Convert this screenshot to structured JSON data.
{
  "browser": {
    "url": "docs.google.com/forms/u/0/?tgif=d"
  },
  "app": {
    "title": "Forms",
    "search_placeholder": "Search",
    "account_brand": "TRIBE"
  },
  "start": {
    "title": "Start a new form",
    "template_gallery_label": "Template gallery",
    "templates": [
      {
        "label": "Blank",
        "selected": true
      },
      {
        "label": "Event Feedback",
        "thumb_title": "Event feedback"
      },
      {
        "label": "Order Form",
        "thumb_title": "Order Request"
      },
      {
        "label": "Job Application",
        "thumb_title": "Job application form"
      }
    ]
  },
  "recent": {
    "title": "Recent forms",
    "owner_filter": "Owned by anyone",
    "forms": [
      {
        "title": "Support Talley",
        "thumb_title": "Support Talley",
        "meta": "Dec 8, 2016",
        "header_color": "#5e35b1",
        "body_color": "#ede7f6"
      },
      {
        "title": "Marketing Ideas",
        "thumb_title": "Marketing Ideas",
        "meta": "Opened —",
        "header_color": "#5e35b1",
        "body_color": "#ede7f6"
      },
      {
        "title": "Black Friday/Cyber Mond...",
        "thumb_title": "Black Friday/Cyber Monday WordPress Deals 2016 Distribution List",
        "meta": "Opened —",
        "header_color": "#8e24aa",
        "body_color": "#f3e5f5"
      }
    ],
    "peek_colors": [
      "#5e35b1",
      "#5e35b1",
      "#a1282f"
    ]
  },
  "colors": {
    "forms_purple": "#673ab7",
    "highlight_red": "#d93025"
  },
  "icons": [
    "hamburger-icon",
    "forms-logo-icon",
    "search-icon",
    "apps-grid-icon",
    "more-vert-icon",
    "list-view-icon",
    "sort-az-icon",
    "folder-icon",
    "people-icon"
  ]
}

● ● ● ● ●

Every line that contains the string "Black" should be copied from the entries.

        "title": "Black Friday/Cyber Mond...",
        "thumb_title": "Black Friday/Cyber Monday WordPress Deals 2016 Distribution List",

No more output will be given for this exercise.